The Ethnobotany of the California Indians

Author: George R. Mead

Publisher: N.A

ISBN: 9780989092791

Category: Reference

Page: 698

View: 5645

The Ethnobotany of the California Indians, revised, updated, expanded, from the First Edition (2003), is a compilation of 1,343 plants listed in alphabetic order by their scientific names. For each of the listings, depending upon the available literature, there are sub-headings that note by the tribe how the plant was utilized: Food; Material; Medicine; Miscellaneous. In addition, there are sections that provide the native terminology if available, Citations, as well as a Notes section presenting information on such things as food value, hazardous properties, etc. There is a full Reference Section and four Appendices: Tribal Listing by Plant Entry Number; Native Orthography; Plants Synonyms; and a Glossary.
Posted in Reference

Secrets of the Oak Woodlands

Plants and Animals Among California's Oaks

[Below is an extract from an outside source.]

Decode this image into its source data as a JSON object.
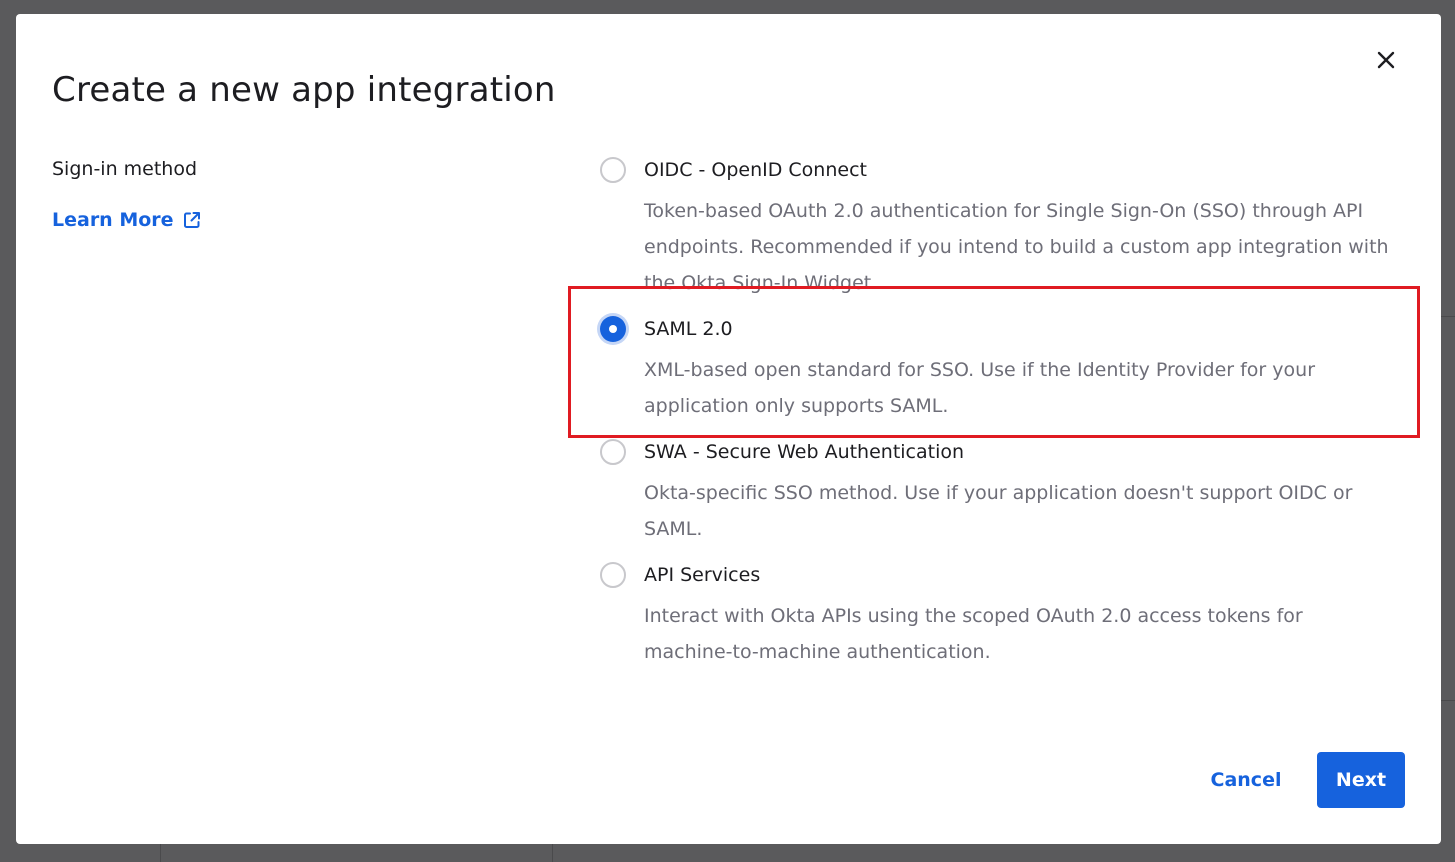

Author: Kate Marianchild,Ann Meyer Maglinte

Publisher: N.A

ISBN: 9781597142625

Category: Nature

Page: 202

View: 7270

Richly illustrated this book combines extensive research and years of personal experience to explore the diverse plants and animals that the oak woodlands nurture.
Posted in Nature

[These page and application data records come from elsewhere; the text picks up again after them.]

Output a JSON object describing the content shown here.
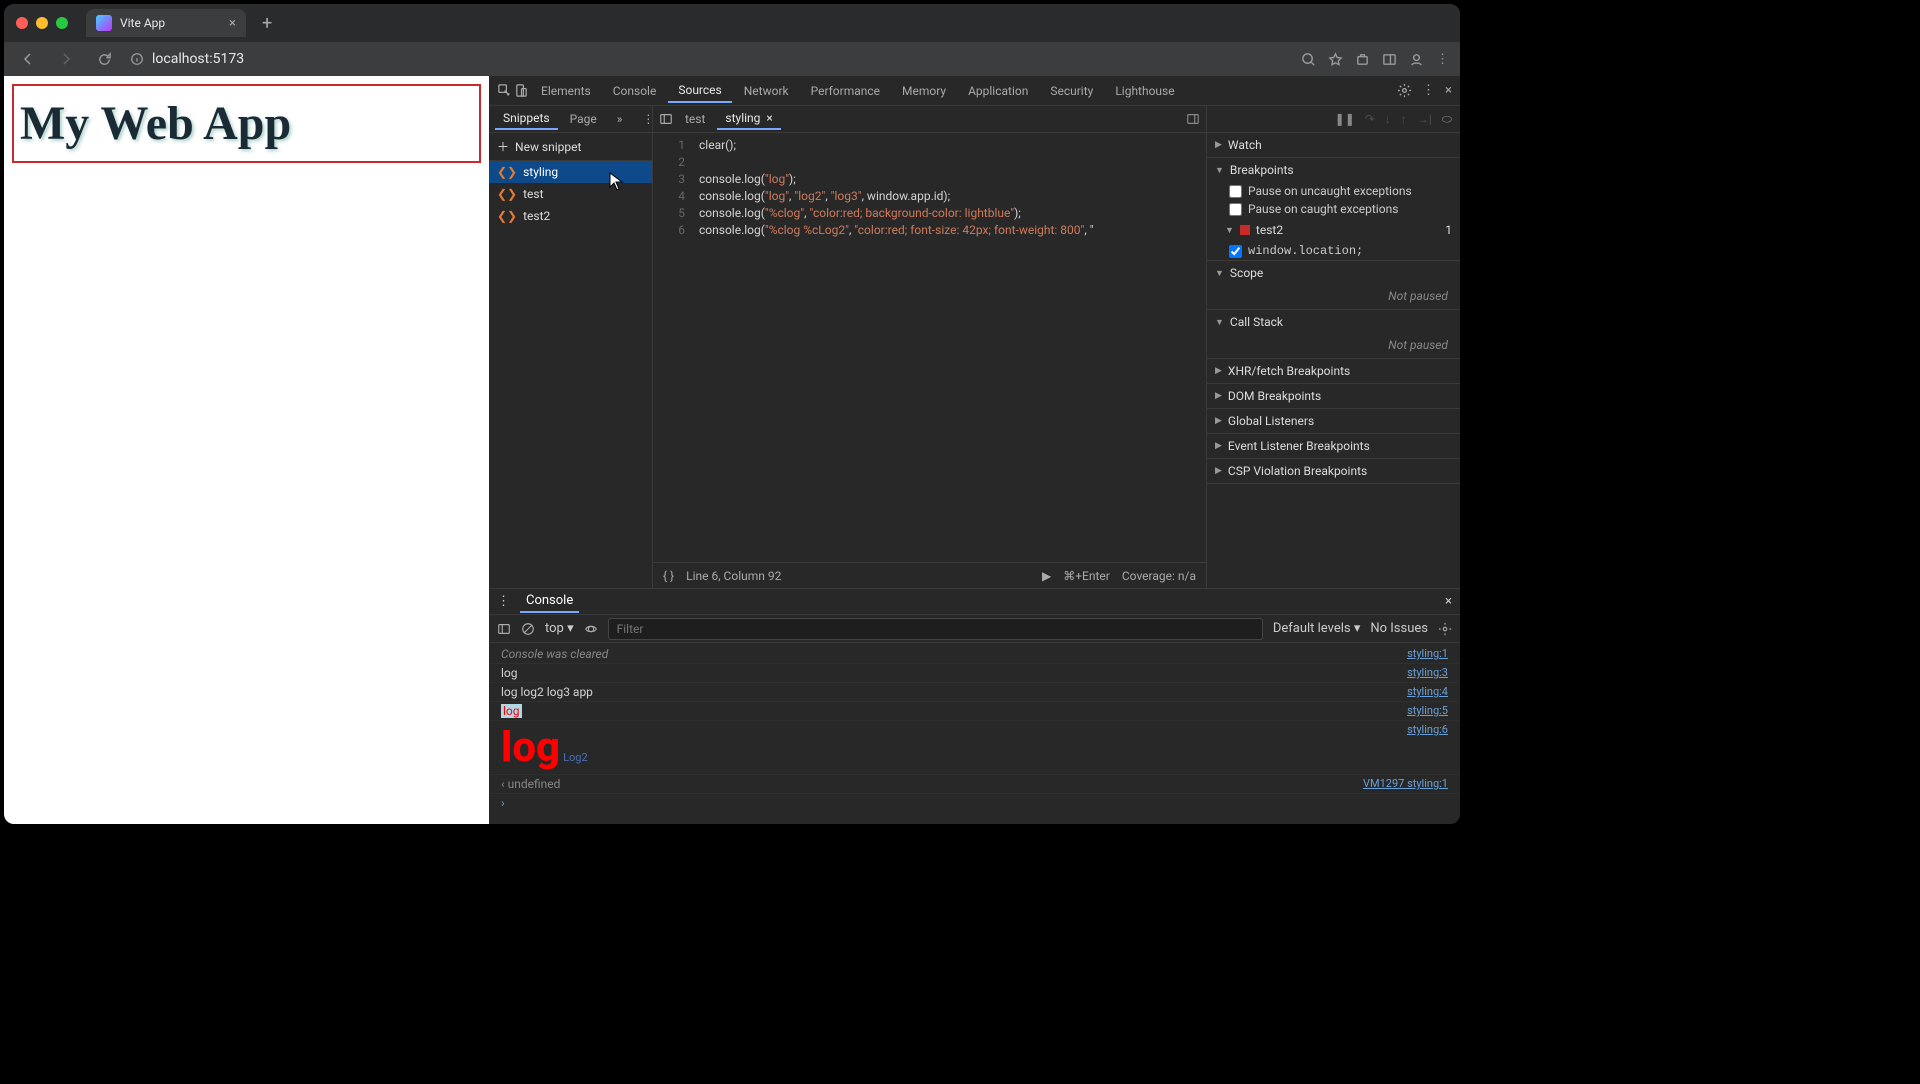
{
  "browser": {
    "tab_title": "Vite App",
    "url": "localhost:5173"
  },
  "page": {
    "heading": "My Web App"
  },
  "devtools": {
    "tabs": [
      "Elements",
      "Console",
      "Sources",
      "Network",
      "Performance",
      "Memory",
      "Application",
      "Security",
      "Lighthouse"
    ],
    "active_tab": "Sources"
  },
  "sources": {
    "nav_tabs": {
      "snippets": "Snippets",
      "page": "Page"
    },
    "new_snippet": "New snippet",
    "snippets": [
      "styling",
      "test",
      "test2"
    ],
    "open_files": [
      "test",
      "styling"
    ],
    "active_file": "styling",
    "code_lines": [
      "clear();",
      "",
      "console.log(\"log\");",
      "console.log(\"log\", \"log2\", \"log3\", window.app.id);",
      "console.log(\"%clog\", \"color:red; background-color: lightblue\");",
      "console.log(\"%clog %cLog2\", \"color:red; font-size: 42px; font-weight: 800\", \""
    ],
    "status": {
      "pos": "Line 6, Column 92",
      "run": "⌘+Enter",
      "coverage": "Coverage: n/a"
    }
  },
  "debugger": {
    "watch": "Watch",
    "breakpoints": "Breakpoints",
    "pause_uncaught": "Pause on uncaught exceptions",
    "pause_caught": "Pause on caught exceptions",
    "bp_file": "test2",
    "bp_line": "1",
    "bp_code": "window.location;",
    "scope": "Scope",
    "not_paused": "Not paused",
    "callstack": "Call Stack",
    "sections": [
      "XHR/fetch Breakpoints",
      "DOM Breakpoints",
      "Global Listeners",
      "Event Listener Breakpoints",
      "CSP Violation Breakpoints"
    ]
  },
  "console": {
    "title": "Console",
    "context": "top",
    "filter_ph": "Filter",
    "levels": "Default levels",
    "issues": "No Issues",
    "rows": [
      {
        "msg": "Console was cleared",
        "src": "styling:1",
        "cls": "italic"
      },
      {
        "msg": "log",
        "src": "styling:3"
      },
      {
        "msg": "log log2 log3 app",
        "src": "styling:4"
      },
      {
        "msg_html": "styled",
        "text": "log",
        "src": "styling:5"
      },
      {
        "msg_html": "big",
        "text": "log",
        "text2": "Log2",
        "src": "styling:6"
      }
    ],
    "return": "undefined",
    "ret_src": "VM1297 styling:1"
  }
}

The Ohlone way

Indian life in the San Francisco-Monterey Bay Area

Author: Malcolm Margolin

Publisher: N.A


Category: History

Page: 182

View: 5888

Nonfiction. Two hundred years ago herds of elk and antelope dotted the hills of the San Francisco-Monterey Bay area. Grizzly bears lumbered down to the creeks to fish for salmon and steelhead trout. From the vast marshlands, geese, ducks, and other birds rose in thick clouds "with a sound like that of a hurricane." This land of "inexpressible fertility," as one early explorer described it, supported one of the densest Indian populations in all of North America. Clearly and accessibly written, uniquely alive and at the same time informed, this well-loved classic vividly recreates the lost world of the Indian people who lived here such a short time ago.
Posted in History